With the funding in place, Van Vliet says success is not one simple metric or achievement but instead it’s about “having an energetic and purpose-driven team that feels they are doing something meaningful and growing every day, and adding real value for both our enterprise clients and users (consumers).”
She also says they want to keep on building the best product available in the market and growing the organisation in a financially healthy and sustainable way that impacts the lives of a significant amount of people globally.
Rise is valuable for every entrepreneur

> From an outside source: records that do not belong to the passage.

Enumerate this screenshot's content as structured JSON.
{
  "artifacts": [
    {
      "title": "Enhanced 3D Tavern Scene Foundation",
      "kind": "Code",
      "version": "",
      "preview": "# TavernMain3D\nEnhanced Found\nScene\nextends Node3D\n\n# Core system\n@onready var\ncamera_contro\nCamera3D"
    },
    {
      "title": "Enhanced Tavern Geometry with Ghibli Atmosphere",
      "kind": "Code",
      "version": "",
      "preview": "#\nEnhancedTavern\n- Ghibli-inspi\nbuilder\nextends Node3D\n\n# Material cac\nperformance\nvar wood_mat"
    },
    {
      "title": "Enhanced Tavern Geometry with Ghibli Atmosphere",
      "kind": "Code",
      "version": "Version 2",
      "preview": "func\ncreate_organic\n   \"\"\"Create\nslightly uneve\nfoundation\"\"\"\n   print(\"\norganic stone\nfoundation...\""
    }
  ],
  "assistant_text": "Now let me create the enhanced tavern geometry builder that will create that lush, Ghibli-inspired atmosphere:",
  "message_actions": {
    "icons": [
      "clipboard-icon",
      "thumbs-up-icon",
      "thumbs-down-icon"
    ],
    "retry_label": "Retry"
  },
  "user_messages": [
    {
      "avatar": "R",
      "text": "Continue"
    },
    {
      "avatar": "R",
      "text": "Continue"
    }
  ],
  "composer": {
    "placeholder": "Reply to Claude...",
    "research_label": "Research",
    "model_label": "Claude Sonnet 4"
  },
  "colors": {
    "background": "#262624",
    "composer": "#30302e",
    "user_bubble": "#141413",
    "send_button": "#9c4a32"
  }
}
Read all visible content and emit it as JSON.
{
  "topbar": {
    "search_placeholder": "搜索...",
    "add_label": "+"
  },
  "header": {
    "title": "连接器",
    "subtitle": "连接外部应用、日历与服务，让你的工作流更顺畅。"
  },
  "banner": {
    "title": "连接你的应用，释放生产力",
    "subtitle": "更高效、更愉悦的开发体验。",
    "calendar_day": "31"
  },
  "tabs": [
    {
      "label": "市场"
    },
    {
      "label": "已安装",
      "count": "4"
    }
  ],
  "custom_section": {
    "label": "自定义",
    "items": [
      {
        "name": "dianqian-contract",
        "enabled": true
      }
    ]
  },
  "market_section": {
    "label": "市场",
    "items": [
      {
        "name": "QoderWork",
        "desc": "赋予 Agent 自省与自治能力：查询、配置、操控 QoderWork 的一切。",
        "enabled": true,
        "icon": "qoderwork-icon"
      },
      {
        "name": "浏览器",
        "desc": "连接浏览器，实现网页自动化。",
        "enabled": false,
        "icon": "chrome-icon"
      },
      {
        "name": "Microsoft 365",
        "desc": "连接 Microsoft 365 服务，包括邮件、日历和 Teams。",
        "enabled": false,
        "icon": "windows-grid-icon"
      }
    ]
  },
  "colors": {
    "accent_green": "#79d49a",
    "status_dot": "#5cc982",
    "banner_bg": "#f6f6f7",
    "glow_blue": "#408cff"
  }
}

Closure joined nine other Dutch scaleups in batch #9 of Techleap.nl’s Rise programme, which Van Vliet calls as a programme highly valuable for any entrepreneur. She says the programme is “even more valuable for a first time founder or founders operating in an industry where there exist limited similar organisations or competitors to learn from.”
She also adds that the other founders and experts leading the sessions went beyond expectations. “There are few occasions where you get such high-quality tough love and different points of views that challenge us to make bold decisions.”
For Closure, the programme has helped by offering specific helpful suggestions to being challenged on general strategic topics. From the ability to position a feature in a low-key way to extending its service to smaller prospects suggested by Sjoerd Rietberg, a board member at Flow Traders Foundation, Van Vliet says the Rise programme has contributed in a big way to its scaling ambitions.
She also appreciates the feedback from other participants of the programme on Closure’s internationalisation strategy based on their experience in countries they were targeting.
Technology to prepare for death
Technology is widely seen as a solution for every challenge and in the DeathTech space, the startups and scaleups see technology as a “preventive” approach to preparing for death. Van Vliet says this is opposed to the reactive approach predominantly followed right now.
With people now turning to AI technologies to preserve memories of their loved ones, Van Vliet says they looked into pre-death services in the early days but they are no experts in this field. With its focus squarely on being a B2B or customer care related company, Closure stands out even in the DeathTech space.
With its AI and ML-driven automation, Closure shows how technology can be used to solve a problem faced by next of kins. It may not be using technology to help prepare for death but it is definitely helping people process death, and an NPS score of 9.6 from surviving relatives is proof.